For the past few winters, I'll occasionally see a few Eastern Bluebirds around our house in SE Minnesota. They seem to come and go at will, never stopping for long. About two weeks ago I located a flock of five that were checking out the bluebird houses along the fence line. They were randomly flying from house to house, inspecting them and doing a lot of chattering. Twice there were "episodes" in which the bluebirds coughed up a pit of some kind. Upon inspection I realized these were the pits from hackberries. I wondered how they could survive on such a limited food supply since during the warmer months they feed on worms and insects.
With nightly temperatures below zero (F), I decided I would give the local bluebirds a treat. I went to the local pet store and purchased 500 mealworms. I placed these mealworms on top of some of the bluebird houses in hopes that the bluebirds would locate them. My first attempts only brought in flocks of Dark-Eyed Juncos who were more than willing to eat the treats I had put out for the bluebirds.
Noticing that one of the bluebird boxes had a number of hackberry pits scattered in the snow underneath, I started to wonder if these birds were roosting in this particular box. One early morning I put out some mealworms on this particular box and within minutes three bluebirds came swooping in for their treat. Success! So I put more of them on top of the box and the same three kept coming back for more. I did this for a few days, but only the three bluebirds were seen.
Then on the evening of January 27, 2009 I went out to bring in some firewood for the stove. It was about 15 minutes after sunset and as I started to load up my wheelbarrow with firewood, there was a lot of chattering going on around the bluebird house where I had seen all those pits. I quickly wheeled the firewood into the house and grabbed my camera gear. Along the fence line and in the trees, chattering away were a lot more than just three bluebirds.
I really didn't know how many there were because they were actively flying between two of the houses. Some going in the houses, some going out. From previous experience I knew that Eastern Bluebirds huddled together in bluebird houses during cold winter nights. A few years back I had driven past the front gate at sunset and had seen three or four vacate a house by the gate. I wasn't however prepared for what I was about to see.
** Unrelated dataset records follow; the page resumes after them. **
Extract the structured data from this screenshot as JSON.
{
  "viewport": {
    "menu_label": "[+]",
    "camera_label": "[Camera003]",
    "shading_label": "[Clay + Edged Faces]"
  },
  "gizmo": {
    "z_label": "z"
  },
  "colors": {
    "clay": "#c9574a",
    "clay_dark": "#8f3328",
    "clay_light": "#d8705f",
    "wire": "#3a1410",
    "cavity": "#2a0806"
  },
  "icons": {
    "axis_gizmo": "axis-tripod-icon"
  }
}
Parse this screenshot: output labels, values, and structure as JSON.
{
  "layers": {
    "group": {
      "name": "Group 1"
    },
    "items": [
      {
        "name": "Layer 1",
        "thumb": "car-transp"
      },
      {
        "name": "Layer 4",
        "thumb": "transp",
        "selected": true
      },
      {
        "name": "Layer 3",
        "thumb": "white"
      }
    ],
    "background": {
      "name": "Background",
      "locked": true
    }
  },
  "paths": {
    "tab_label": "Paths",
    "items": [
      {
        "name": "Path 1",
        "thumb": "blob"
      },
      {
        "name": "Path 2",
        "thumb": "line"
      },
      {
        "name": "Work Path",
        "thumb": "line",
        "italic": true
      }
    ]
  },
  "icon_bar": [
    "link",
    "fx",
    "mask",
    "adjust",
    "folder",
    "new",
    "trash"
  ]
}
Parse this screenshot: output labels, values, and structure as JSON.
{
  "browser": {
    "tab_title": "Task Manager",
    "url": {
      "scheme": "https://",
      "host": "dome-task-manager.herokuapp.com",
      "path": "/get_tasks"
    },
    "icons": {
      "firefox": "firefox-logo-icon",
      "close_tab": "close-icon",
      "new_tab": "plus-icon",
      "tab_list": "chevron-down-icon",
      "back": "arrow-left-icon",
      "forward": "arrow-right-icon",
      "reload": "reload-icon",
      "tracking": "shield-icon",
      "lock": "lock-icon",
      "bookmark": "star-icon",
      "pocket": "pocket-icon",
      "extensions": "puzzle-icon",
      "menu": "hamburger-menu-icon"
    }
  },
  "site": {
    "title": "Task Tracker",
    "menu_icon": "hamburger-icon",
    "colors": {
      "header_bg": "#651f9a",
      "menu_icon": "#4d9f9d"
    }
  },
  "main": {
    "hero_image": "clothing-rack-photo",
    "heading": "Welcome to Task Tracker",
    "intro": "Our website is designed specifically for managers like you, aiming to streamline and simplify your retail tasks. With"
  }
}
I never would have believed that so many birds could fit into one bluebird house.
Without further ado, here is an time edited video showing the Eastern Bluebirds roosting in a bluebird house for the night. The original video is about 17 minutes long. I have taken out the pauses in activity to keep the size of the video as small as possible. Any time a bird entered or left the house, a count will appear in the upper right of the video. (You may need to put the video on pause for a while if using slow Internet connection in order to play the video in its entirety.)